I’ve not seen many films by Zack Snyder (although I’ve seen two of the three, missing out on 300 to date) but it strikes me that his strong point is not filming people interacting with each other. Unless they use their fists. When people need to be on screen showing emotions for each other, it comes across flat. I felt like the second half of the film had a lot of scenes of people “feeling” things for each other and there would be long moments where I was waiting for Rorshach to come back. In particular the scenes between the Nite Owl and Silk Spectre felt forced and unnatural. I don’t know is this was Snyder or the actors or both. Regardless, it’s unlikely that you’re going to this movie to see well-crafted relationships.
My main problem with Watchmen comes straight out of the story. I’m not sure how well the story holds up. Our concerns over nuclear holocaust are not the same as they were in the mid ’80s (at least they aren’t for me) and therefore a lot of the tension that’s supposed to be there just feels missing. Snyder updated some of these things, but the story is set in 1985, so fear of nuclear holocaust makes sense in the context of the film. The tension just wasn’t there for me, and I was in tune with the storyline of who killed the Comedian (despite knowing the entire story anyway).

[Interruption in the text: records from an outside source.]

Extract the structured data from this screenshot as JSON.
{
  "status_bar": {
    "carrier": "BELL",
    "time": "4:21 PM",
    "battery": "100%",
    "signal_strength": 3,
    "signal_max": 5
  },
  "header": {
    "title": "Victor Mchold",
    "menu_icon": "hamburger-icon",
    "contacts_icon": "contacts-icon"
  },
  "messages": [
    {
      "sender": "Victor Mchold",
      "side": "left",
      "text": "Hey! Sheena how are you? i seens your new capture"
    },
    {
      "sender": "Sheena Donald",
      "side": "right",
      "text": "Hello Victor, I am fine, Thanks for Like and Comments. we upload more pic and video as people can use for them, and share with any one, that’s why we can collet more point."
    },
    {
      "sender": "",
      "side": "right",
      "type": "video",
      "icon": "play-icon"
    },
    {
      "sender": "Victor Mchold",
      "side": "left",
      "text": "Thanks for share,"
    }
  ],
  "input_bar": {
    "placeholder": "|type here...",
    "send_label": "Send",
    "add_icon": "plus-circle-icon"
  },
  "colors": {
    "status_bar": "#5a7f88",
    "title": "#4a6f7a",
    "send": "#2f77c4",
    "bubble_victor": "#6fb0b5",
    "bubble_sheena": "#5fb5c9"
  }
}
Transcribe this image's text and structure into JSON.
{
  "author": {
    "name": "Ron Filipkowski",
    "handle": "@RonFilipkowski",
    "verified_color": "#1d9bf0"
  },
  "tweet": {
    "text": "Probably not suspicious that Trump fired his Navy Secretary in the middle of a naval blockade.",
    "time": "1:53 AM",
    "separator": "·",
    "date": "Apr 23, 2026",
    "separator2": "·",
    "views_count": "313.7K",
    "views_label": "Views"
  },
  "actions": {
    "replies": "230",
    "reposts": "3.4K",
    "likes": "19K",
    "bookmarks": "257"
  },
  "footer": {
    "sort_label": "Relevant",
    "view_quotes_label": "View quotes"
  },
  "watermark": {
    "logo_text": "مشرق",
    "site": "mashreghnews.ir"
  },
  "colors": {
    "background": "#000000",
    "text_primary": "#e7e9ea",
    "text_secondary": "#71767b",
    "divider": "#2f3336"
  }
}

But for everything groundbreaking about the Watchmen, it almost comes across as mundane and everyday now. I think this is tempered, personally, by the fact that I did not read the graphic novel until the mid ’90s, and a lot of the changes the series made to the comic world were already in place. For that reason, while I thought the end game that Alan Moore presented in Watchmen was interesting, it never clicked for me. So my problems with the source material are translated directly into the film. I just don’t find the ending very plausible.
Perhaps my outlook on the world is just too bleak, or perhaps from a comic point of view, that didn’t matter to Moore. The plausibility of the story’s end was a side effect to the changes in the comic book structure—both in storytelling and in graphic representation—that Moore and artist Dave Gibbons were making. What does it matter if the end doesn’t work for a reader if they can still read the graphic novel multiple times and glean new information from every new reading?
You might be surprised to hear this, but I’d recommend that people go see it. I doubt that I’d sway anyone away from the movie if I wanted to, and I don’t want to. I don’t want to portray this as THE GREATEST MOVIE I’VE EVER SEEN, because it’s not. But I think Snyder did a better job of adapting Alan Moore than many others have, and I think fans of the graphic novel will be able to enjoy the movie.
I had to run to the grocery store after the movie and I have to say that a grocery store at 3 a.m. in Iowa is a pretty desolate place.
* From the trailers, I definitely want to see Up. I laughed OUT LOUD in the theater during the trailer. I think it will be typical Pixar greatness. And Observe and Report, starring Seth Rogen as a mall security guard and Anna Faris, also looks genuinely funny. I’ll admit that I want to see the new Star Trek film, but the remainder of the films I could skip.